Easy-Peasy Chili

easy chili

OK.  So my girlfriend, Jen, requested I deliver on my promise to post my chili scene before the weather turns.  As she is one of my favorite people on the planet (she helped schlep my kids and even brought me a gorgeous plant when I was on my imagined death bed last month,) this is a request I am happy to accommodate.

Michelle’s Easy-Peasy Black Bean Chili

Ingredients: 2 tbsp. olive oil, 1/2 med onion (diced), 1 clove crushed garlic, 2 med bell peppers (diced–approximately 1 1/2 cups), Two 15 oz. cans black beans (with liquid–don’t drain’em!), One 15 oz. can diced, stewed or crushed tomatoes, One 6 oz. can tomato paste, 1 1/2 tsp. chili powder, salt and pepper to taste.

Directions: Simmer onion (any kind will do,) garlic and olive oil for a few minutes.  Add bell pepper and cook until peppers start to soften.  Add everything else, stir and bring to a boil/simmer until peppers are fully cooked.  You.  Are.  Done.

(OK.  Yes you can top off your creation with shredded cheese, diced onions, sour cream, what have you… Then.  You.  Are.  Done.)

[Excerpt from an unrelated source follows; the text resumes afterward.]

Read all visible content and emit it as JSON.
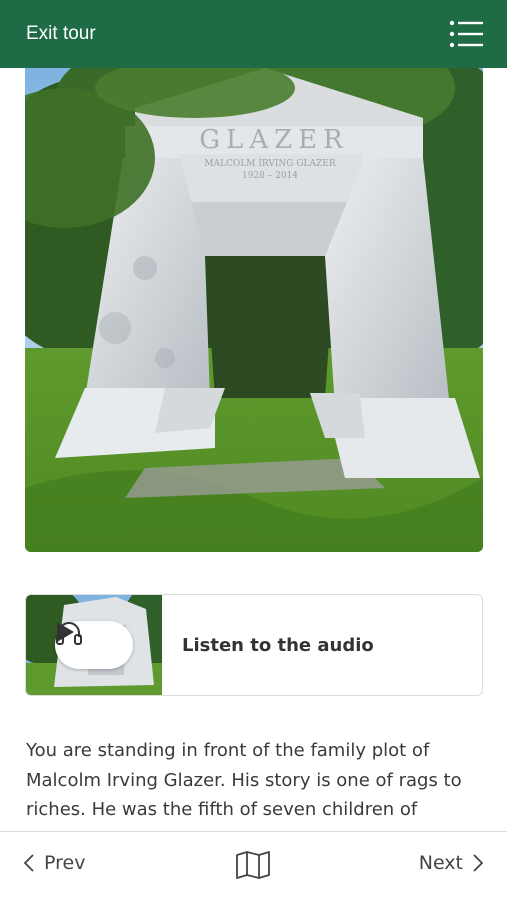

Tips: You can use fresh tomatoes if you have them, but this is the “easy-peasy”  recipe so we’re going with that theme.  Any color bell pepper and any type of onion will do.  This is a mild version so my kids will enjoy it as well.  Often I serve my three little Gringo-mouths first and then add cayenne and chipotle powder or hot sauce to Mike and mine.

You can use other beans besides black (kidney, red, white, pinto) if you like, but I only include the liquid of black beans when I cook.  Any other kind tends to have that viscous water-ish situation that I prefer to drain.   It grosses me out.  What can I say?  So, if you use red or another type of bean, you’ll need to add water.

Meat (chopped leftover cooked chicken or cooked sausage, ground beef) can also be added to this recipe, but even my meat-and-potatoes husband found this version satisfying from the get-go.

Besides the obvious ease with which this meal is created (it literally takes me 10 minutes start to finish), I love how healthy and tasty this chili is.  Legumes baby!!!!

My final fave thing about this recipe is the variety of simple ways I can use it to make different meals.  There are soooo many ways, in fact, that I’m going to don this week “Chili Week!”  Tune in all week to see all the easy-peasy-tasty-healthy ways you can make this meal for your family too!

I usually double or even triple/quadruple this recipe, freeze or share with someone I love.

For today, we’ll go with two chili thingies:

Michelle’s fave: Chili with crushed tortilla chips on top (Hey–how did that beer get in the photo!?)

chili with chips

And we also like our chili with cornbread.

chili with cornbread

I usually use Trader Joe’s cornbread mix, and substitute buttermilk for regular milk.   Super yum.

What else can a mama do with chili?  Baby, just you wait…